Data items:
□ □ □ □

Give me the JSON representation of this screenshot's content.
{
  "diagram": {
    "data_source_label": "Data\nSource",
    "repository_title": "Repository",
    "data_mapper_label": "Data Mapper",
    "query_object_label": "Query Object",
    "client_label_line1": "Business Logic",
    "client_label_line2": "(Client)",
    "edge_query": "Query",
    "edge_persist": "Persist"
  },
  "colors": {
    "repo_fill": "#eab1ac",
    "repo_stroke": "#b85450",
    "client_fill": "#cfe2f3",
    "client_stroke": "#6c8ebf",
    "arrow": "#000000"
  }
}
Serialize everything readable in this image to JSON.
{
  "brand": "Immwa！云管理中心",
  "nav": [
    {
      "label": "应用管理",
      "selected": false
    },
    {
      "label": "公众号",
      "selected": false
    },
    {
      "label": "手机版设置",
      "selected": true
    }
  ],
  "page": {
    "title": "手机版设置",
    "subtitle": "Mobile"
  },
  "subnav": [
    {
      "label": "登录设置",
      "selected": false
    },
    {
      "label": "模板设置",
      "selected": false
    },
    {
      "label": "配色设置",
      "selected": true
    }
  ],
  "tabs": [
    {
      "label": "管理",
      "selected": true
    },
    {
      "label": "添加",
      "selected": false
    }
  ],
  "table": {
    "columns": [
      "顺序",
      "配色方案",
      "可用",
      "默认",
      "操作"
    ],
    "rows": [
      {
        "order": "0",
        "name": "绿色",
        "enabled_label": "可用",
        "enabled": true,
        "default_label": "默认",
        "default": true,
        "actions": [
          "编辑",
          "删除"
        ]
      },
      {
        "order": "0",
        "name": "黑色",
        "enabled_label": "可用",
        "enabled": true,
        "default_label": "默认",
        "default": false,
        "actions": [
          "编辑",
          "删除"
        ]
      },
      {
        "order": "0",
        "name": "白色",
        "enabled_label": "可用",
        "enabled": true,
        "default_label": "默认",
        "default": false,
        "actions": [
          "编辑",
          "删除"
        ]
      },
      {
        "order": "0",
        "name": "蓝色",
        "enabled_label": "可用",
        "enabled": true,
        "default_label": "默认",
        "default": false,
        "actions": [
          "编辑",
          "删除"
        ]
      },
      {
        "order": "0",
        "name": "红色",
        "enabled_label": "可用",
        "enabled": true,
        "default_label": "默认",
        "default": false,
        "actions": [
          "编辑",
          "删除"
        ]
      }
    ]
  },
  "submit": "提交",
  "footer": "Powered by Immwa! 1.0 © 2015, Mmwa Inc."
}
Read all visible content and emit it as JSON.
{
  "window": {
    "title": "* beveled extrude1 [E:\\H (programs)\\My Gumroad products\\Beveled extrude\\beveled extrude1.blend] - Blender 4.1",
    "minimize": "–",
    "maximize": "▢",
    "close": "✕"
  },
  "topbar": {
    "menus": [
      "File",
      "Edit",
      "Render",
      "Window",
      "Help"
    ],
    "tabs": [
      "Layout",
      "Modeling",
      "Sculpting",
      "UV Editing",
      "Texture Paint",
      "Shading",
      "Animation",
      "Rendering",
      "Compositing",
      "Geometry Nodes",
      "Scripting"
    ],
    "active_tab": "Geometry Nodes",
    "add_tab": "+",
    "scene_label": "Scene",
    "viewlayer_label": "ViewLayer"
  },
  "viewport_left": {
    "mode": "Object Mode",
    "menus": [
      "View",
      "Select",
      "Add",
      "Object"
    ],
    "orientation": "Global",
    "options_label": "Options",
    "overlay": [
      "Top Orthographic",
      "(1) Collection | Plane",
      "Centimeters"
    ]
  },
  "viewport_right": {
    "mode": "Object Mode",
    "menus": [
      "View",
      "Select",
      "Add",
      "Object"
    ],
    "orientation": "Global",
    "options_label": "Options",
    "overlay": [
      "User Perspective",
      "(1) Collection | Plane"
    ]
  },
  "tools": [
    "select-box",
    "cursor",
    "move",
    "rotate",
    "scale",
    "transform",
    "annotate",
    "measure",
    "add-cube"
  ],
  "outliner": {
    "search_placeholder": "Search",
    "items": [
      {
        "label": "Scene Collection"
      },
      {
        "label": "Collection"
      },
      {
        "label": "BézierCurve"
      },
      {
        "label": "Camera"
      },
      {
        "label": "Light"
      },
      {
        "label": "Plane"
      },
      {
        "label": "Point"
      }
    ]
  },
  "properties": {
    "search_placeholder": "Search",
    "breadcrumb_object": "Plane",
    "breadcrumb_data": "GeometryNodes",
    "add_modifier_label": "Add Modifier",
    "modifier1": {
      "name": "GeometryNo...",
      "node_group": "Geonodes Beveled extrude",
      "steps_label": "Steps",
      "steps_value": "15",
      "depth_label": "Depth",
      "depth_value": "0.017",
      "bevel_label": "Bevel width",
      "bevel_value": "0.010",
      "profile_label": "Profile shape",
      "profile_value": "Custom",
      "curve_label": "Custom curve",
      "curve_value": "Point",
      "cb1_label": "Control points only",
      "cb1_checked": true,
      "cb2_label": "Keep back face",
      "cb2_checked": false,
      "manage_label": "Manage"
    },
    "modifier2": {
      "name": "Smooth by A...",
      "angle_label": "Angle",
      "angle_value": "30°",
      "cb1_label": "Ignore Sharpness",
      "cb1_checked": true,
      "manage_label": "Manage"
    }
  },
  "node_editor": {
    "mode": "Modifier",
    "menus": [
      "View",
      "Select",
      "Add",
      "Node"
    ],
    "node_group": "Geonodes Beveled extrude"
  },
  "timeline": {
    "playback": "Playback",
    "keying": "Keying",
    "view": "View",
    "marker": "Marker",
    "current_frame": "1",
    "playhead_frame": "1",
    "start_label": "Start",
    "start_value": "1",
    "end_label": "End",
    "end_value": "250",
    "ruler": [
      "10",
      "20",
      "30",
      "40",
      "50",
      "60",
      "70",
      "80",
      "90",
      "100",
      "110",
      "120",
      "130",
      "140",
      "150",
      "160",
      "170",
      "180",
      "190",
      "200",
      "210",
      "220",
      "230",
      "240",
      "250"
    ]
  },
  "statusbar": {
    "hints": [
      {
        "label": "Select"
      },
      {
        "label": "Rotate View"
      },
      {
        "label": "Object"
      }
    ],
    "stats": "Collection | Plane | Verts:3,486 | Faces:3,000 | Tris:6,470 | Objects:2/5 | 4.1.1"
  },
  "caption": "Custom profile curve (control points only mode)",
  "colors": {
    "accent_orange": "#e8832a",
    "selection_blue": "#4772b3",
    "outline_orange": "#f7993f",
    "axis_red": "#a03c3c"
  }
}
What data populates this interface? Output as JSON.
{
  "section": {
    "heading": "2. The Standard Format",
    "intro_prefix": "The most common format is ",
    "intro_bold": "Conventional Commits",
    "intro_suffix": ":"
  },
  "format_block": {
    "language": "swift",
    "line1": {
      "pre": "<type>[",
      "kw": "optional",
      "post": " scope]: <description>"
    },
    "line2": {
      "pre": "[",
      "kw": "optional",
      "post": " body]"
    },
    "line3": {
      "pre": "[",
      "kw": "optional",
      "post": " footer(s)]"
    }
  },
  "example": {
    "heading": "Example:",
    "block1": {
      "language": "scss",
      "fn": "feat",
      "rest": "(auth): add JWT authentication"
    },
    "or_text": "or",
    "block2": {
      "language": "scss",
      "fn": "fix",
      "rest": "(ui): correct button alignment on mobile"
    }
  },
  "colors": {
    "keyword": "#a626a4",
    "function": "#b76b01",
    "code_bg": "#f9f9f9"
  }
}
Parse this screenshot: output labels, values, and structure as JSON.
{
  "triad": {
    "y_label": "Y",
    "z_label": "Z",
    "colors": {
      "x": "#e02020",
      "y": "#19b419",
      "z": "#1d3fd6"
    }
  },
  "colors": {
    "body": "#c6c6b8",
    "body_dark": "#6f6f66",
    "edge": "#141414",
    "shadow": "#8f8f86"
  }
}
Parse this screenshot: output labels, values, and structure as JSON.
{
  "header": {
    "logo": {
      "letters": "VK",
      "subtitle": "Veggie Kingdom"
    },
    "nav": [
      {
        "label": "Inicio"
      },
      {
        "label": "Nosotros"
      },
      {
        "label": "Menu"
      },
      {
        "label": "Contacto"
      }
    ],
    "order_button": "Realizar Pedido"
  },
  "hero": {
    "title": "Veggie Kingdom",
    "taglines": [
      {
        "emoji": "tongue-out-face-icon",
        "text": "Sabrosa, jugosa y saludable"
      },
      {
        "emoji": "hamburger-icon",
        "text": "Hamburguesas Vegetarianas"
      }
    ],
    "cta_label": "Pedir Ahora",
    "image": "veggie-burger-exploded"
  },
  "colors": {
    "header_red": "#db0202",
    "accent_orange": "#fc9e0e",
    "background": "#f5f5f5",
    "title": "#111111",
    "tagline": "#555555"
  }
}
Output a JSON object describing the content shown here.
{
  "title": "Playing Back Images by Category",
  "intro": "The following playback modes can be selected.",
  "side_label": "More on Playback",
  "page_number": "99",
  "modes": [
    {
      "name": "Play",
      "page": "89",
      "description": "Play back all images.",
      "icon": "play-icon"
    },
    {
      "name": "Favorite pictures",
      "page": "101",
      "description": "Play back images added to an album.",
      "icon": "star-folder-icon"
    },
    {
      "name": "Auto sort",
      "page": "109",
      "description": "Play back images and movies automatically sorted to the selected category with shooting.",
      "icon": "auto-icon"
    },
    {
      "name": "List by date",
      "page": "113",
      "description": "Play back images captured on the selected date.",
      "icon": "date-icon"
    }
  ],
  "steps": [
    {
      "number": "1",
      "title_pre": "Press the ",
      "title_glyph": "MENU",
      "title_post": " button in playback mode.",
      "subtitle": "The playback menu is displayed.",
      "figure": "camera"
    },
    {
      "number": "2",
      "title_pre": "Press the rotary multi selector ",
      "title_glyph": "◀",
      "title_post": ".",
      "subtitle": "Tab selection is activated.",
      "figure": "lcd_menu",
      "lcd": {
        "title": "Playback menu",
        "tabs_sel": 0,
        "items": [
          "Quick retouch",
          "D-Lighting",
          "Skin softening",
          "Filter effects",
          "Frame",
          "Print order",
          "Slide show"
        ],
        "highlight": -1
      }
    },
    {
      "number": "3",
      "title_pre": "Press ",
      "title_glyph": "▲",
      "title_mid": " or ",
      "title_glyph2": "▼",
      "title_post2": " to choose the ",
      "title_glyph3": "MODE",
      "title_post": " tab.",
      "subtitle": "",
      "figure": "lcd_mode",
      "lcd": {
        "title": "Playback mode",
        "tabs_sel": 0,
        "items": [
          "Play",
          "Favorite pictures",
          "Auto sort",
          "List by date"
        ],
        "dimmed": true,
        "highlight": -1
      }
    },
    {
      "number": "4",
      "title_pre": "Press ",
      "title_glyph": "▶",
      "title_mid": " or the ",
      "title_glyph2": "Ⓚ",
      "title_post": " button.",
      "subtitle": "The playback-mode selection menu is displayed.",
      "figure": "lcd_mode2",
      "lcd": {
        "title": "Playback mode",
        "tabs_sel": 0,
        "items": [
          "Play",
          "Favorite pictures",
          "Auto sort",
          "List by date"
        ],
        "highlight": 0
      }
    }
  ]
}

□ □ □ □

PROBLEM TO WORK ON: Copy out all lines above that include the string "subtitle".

ANSWER SECTION:
    "subtitle": "Mobile"
      "subtitle": "Veggie Kingdom"
      "subtitle": "The playback menu is displayed.",
      "subtitle": "Tab selection is activated.",
      "subtitle": "",
      "subtitle": "The playback-mode selection menu is displayed.",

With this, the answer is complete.